Improving agreement between radiation‐delineated field edges on simulation and portal films: The edge tolerance test tool
View Description Hide DescriptionThe anatomy at the edge of a treatment machine portal film may differ from that shown by the delineator lines on a simulator film by up to 10 mm, even if both the simulator and the treatment machine meet accepted criteria for mechanical tolerances. To assure that this possibility is minimized requires some form of overall alignment check between the simulator and the treatment machine. A new test device, the edge tolerance test tool (ET^{3}), has been designed to permit a quick and accurate check on whether portal film disagreement with simulator films is due to an accumulation of tolerances. Its use should eliminate one source of this common problem.

Surface dose perturbation due to air gap between patient and bolus for electron beams
View Description Hide DescriptionThe effect of air gaps under bolus material on the surface dose for electron beams is investigated. Dose measurements were performed for air gaps from 0.0 to 3.0 cm and bolus thicknesses of 0.5 and 1.0 cm using the various electron energies and cone sizes available on an electron linear accelerator. Our results show that the surface dose decreases for lower electron energies, smaller field sizes, thicker boluses, and larger air gaps.

CT‐based simulation with laser patient marking
View Description Hide DescriptionA CT‐based simulator has been assembled based on a commercial CT scanner, virtual simulation software developed at the University of North Carolina and a laser drawing device to transfer the radiation portals from the virtual simulator to the patient.

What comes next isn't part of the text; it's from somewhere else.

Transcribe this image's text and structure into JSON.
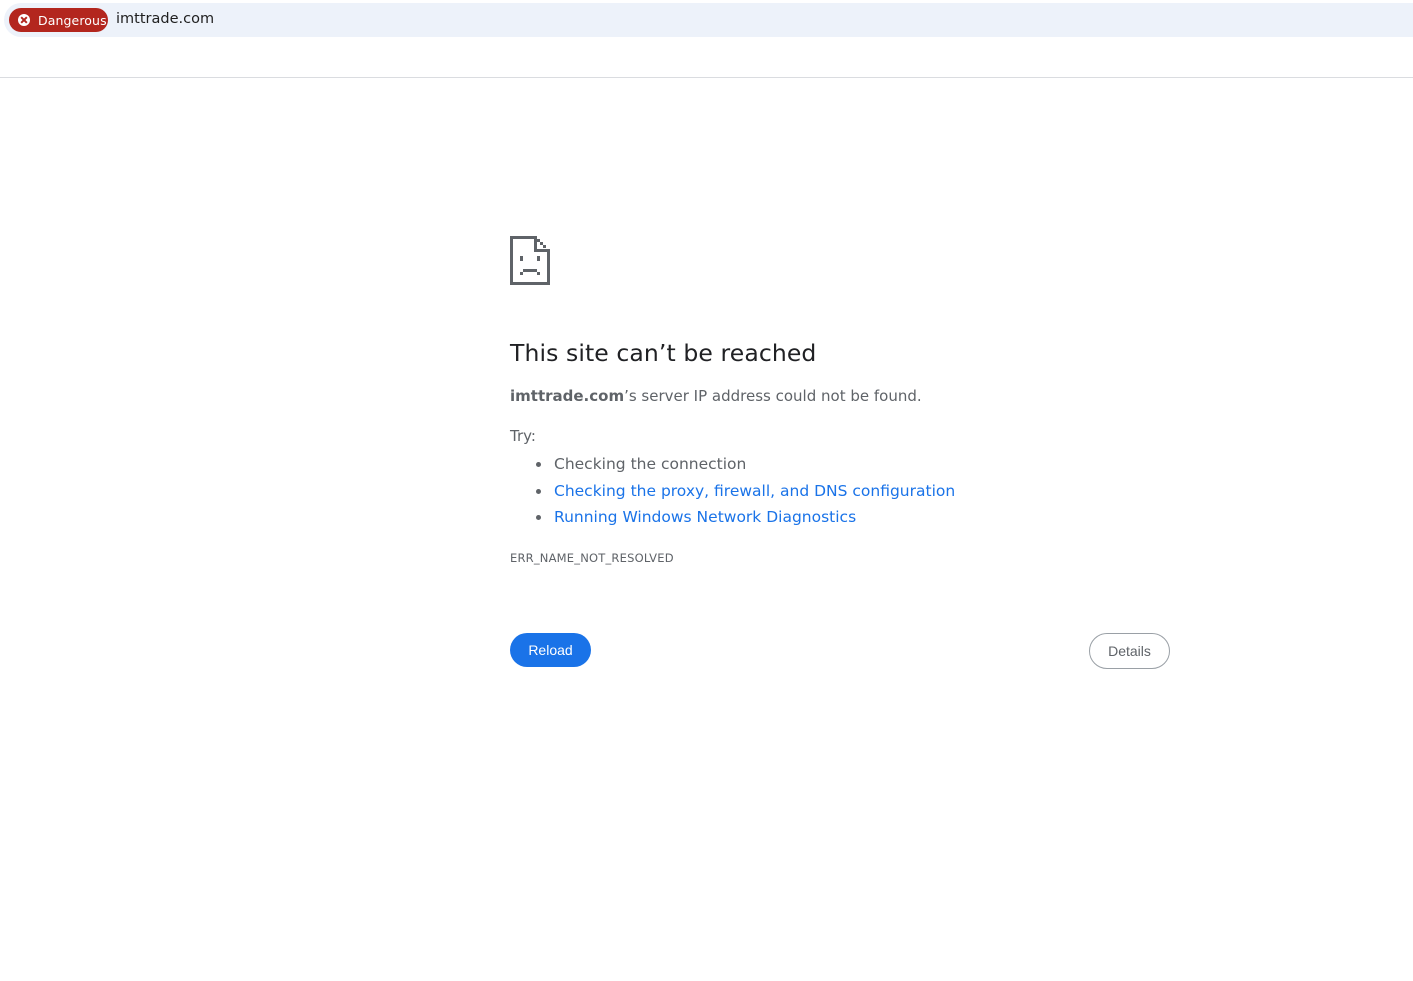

The simulation process can be completed in approximately 1 h; under most cases, the treatment portals can be designed and the patient marked in one session. The device has an inherent accuracy of ±1 mm. The portal projection accuracy in clinical cases is observed to be better than 2 mm.

Evaluation of a diode detector array for measurement of dynamic wedge dose distributions
View Description Hide Description

Dosimetry for ^{125}I seed (model 6711) in eye plaques
View Description Hide DescriptionThe effect of eye plaque materials (gold backing and silastic seed‐carrier insert) on the dose distribution around a single ^{125}I seed has been measured, using cubic lithium fluoride thermoluminescent dosimeters(TLDs) 1 mm on an edge, in a solid water eye phantom embedded in a solid water head phantom. With an ^{125}I seed (model 6711) positioned in the center slot of the silastic insert for a 20‐mm plaque of the design used in the collaborative ocular melanoma study (COMS), dose was measured at 2‐mm intervals along the plaque central axis (the seed’s transverse axis) and at various off‐axis points, both with and without the COMS gold backing placed over the insert. Monte Carlo calculations (MORSE code) were performed, as well, for these configurations and closely the same geometry but assuming a large natural water phantom. Additional Monte Carlo calculations treated the case, both for 20‐ and 12‐mm gold plaques, where the silastic insert is replaced by natural water. Relative to previous measurements taken in homogeneous medium of the same material (without the eye plaque), the dose reduction found by both Monte Carlo and TLD methods was greater at points farther from the seed along the central axis and, for a given central‐axis depth, at larger off‐axis distances. Removal of the gold backing from the plaque did not make measurable difference in the dose reduction results (10% at 1 cm).

A simple test phantom for stereotactic computed tomography
View Description Hide DescriptionAn easy‐to‐use phantom has been constructed for checking the accuracy of a stereotactic computed tomography localization system. This phantom has been used on a commercially available stereotactic radiosurgery system. With this system, the phantom reference point, whose location is established by means of a precision measuring implement, can be localized by a computed tomography(CT) scanner with a standard deviation of measurement that is less than 0.3 mm in three orthogonal axes.